EXERCISE PROMPT: Scan the data below and pick out the lines containing the word "JSON".

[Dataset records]

══════════

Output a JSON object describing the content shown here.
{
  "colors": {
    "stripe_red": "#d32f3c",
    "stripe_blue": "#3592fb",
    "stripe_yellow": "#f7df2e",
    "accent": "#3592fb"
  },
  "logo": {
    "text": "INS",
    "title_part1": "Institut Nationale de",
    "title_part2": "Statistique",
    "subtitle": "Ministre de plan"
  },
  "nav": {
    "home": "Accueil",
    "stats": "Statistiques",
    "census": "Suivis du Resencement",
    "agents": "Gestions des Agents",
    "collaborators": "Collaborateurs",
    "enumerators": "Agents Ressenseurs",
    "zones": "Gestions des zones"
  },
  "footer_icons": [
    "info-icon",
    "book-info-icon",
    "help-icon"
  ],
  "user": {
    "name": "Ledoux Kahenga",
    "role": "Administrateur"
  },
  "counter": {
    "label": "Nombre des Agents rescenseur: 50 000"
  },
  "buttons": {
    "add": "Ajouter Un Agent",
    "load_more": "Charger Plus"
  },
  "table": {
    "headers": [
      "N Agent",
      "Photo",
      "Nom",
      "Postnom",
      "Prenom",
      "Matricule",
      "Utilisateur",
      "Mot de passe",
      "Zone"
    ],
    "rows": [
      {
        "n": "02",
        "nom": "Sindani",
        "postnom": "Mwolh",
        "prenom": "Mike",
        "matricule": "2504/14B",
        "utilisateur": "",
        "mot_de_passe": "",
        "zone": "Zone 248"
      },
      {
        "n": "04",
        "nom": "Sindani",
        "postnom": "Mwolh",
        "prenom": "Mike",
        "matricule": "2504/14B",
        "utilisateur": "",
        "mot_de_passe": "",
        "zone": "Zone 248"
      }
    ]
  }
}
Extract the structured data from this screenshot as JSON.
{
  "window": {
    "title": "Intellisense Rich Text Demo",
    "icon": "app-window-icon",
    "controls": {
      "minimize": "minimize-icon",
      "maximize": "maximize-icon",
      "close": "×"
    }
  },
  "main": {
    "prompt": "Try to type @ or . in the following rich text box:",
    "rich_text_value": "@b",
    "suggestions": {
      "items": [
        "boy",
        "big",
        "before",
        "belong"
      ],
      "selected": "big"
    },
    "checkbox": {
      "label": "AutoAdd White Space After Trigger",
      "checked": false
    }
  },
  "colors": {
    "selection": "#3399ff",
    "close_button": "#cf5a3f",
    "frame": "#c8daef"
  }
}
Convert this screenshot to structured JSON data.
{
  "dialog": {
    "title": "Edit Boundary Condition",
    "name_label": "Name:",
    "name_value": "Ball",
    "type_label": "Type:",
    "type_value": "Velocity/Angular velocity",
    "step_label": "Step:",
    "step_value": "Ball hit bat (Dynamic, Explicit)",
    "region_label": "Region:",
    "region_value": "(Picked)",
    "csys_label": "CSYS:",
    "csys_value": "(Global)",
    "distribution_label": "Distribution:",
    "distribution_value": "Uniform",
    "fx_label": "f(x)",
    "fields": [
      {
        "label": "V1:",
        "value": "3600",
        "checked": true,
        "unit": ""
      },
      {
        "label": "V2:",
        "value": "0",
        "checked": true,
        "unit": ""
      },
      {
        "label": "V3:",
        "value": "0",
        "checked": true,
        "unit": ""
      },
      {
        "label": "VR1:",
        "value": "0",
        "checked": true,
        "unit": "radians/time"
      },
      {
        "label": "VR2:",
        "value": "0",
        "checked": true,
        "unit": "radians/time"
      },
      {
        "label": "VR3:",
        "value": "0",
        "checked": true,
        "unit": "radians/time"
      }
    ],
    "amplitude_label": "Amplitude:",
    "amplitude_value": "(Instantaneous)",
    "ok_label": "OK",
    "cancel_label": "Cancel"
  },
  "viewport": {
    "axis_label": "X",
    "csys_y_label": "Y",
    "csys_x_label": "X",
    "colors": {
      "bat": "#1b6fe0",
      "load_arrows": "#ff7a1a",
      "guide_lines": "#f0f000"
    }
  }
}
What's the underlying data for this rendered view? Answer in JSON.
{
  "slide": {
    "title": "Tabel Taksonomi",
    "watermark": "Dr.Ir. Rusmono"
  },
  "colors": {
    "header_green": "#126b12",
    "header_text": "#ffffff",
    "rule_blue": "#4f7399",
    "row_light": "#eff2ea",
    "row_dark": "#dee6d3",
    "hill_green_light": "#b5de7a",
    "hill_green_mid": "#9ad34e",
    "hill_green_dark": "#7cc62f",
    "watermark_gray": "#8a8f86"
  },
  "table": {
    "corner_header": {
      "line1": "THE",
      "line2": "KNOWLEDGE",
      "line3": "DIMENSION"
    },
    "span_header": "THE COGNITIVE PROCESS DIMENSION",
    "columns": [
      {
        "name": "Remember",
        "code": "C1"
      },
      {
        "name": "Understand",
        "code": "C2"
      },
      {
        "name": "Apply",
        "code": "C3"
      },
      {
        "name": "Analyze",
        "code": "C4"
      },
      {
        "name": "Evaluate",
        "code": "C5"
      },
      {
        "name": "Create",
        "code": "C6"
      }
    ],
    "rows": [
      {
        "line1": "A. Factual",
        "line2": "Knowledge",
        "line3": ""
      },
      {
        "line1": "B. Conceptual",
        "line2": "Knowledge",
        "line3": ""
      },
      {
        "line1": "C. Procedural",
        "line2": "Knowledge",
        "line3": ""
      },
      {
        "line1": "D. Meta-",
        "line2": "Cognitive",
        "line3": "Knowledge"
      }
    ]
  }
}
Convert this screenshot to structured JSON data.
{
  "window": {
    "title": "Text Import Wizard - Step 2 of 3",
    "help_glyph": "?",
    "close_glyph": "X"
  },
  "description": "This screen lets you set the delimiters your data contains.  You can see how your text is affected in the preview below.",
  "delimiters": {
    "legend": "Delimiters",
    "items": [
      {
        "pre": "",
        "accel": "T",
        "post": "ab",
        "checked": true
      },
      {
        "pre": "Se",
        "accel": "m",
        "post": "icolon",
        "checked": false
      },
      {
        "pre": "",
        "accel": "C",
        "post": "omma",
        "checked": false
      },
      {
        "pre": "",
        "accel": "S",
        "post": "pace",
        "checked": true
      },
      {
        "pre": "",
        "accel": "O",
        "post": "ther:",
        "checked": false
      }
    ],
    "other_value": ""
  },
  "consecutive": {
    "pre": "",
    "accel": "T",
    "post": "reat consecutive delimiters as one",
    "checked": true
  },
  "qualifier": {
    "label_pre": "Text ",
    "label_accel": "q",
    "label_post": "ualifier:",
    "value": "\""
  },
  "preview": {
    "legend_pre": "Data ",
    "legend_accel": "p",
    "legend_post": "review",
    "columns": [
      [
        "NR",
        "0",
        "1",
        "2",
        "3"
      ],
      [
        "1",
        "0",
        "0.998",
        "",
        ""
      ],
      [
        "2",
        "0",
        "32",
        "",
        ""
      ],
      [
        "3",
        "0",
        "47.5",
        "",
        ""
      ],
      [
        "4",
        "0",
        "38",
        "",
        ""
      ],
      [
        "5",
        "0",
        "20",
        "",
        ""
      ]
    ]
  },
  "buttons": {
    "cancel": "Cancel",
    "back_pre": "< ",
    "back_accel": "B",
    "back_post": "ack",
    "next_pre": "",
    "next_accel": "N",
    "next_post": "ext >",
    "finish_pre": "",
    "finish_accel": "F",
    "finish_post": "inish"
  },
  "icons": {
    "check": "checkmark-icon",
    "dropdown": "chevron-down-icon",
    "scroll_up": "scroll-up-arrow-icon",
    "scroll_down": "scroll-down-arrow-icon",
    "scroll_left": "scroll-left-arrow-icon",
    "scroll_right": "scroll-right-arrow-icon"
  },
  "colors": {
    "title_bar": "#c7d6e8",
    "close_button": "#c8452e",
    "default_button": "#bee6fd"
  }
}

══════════

OUTPUT:
Output a JSON object describing the content shown here.
Extract the structured data from this screenshot as JSON.
Convert this screenshot to structured JSON data.
What's the underlying data for this rendered view? Answer in JSON.
Convert this screenshot to structured JSON data.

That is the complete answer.